▶ **Provided information**
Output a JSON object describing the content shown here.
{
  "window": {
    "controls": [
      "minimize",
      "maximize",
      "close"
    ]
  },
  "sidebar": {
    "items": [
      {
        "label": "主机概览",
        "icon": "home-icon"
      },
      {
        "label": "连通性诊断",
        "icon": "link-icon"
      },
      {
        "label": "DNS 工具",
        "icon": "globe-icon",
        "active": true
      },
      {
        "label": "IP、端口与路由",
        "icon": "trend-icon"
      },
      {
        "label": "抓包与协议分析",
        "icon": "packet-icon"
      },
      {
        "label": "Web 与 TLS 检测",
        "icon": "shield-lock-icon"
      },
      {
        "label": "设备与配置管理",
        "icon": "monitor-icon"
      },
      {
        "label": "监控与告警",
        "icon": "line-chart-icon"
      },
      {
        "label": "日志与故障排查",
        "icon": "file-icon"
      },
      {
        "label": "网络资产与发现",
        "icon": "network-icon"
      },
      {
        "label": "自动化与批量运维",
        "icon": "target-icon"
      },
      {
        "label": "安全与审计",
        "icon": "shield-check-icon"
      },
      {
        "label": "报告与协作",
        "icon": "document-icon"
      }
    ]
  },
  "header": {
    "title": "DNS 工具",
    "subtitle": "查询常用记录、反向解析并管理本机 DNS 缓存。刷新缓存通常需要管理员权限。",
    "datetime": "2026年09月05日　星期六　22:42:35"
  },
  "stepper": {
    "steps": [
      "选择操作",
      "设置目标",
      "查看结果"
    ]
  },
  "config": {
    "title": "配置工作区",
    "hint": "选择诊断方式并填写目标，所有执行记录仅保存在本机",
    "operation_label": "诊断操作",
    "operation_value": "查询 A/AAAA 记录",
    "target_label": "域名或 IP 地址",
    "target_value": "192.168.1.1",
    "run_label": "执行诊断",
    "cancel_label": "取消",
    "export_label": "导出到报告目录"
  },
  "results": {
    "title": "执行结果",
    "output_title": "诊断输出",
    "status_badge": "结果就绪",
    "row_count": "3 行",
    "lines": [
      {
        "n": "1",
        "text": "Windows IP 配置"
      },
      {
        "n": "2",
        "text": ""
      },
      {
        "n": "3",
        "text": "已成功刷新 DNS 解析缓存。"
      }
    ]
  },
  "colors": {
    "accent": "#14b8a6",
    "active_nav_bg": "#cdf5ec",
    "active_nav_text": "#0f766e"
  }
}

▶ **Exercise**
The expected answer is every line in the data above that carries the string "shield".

▶ **Written solution**
        "icon": "shield-lock-icon"
        "icon": "shield-check-icon"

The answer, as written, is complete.